*WHAT NEEDS TO BE DONE*
Please copy the listing that follows exactly, leaving out any pictures.

*RECORDED DATA*
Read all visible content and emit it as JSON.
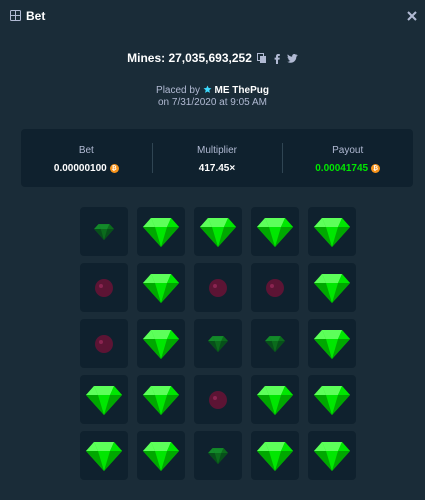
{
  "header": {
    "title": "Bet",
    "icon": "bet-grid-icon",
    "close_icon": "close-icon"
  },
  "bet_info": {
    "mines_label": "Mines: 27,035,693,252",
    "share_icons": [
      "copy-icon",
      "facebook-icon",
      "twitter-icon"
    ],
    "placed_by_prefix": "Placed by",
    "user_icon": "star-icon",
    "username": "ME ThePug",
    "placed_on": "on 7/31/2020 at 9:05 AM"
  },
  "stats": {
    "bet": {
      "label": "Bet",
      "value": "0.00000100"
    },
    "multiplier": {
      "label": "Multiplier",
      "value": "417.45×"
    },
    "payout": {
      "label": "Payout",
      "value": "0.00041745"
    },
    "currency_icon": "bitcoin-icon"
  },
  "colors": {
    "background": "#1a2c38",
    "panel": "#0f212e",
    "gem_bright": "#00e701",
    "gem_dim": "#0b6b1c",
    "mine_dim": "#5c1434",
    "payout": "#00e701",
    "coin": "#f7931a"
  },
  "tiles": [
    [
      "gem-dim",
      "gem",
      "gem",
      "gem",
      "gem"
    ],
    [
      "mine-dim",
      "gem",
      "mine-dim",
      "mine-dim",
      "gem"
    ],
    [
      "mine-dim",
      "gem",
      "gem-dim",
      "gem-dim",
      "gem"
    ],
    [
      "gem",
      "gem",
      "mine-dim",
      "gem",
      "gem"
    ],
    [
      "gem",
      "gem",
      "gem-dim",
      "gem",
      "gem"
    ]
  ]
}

*WRITTEN ANSWER*
Read all visible content and emit it as JSON.
{
  "header": {
    "title": "Bet",
    "icon": "bet-grid-icon",
    "close_icon": "close-icon"
  },
  "bet_info": {
    "mines_label": "Mines: 27,035,693,252",
    "share_icons": [
      "copy-icon",
      "facebook-icon",
      "twitter-icon"
    ],
    "placed_by_prefix": "Placed by",
    "user_icon": "star-icon",
    "username": "ME ThePug",
    "placed_on": "on 7/31/2020 at 9:05 AM"
  },
  "stats": {
    "bet": {
      "label": "Bet",
      "value": "0.00000100"
    },
    "multiplier": {
      "label": "Multiplier",
      "value": "417.45×"
    },
    "payout": {
      "label": "Payout",
      "value": "0.00041745"
    },
    "currency_icon": "bitcoin-icon"
  },
  "colors": {
    "background": "#1a2c38",
    "panel": "#0f212e",
    "gem_bright": "#00e701",
    "gem_dim": "#0b6b1c",
    "mine_dim": "#5c1434",
    "payout": "#00e701",
    "coin": "#f7931a"
  },
  "tiles": [
    [
      "gem-dim",
      "gem",
      "gem",
      "gem",
      "gem"
    ],
    [
      "mine-dim",
      "gem",
      "mine-dim",
      "mine-dim",
      "gem"
    ],
    [
      "mine-dim",
      "gem",
      "gem-dim",
      "gem-dim",
      "gem"
    ],
    [
      "gem",
      "gem",
      "mine-dim",
      "gem",
      "gem"
    ],
    [
      "gem",
      "gem",
      "gem-dim",
      "gem",
      "gem"
    ]
  ]
}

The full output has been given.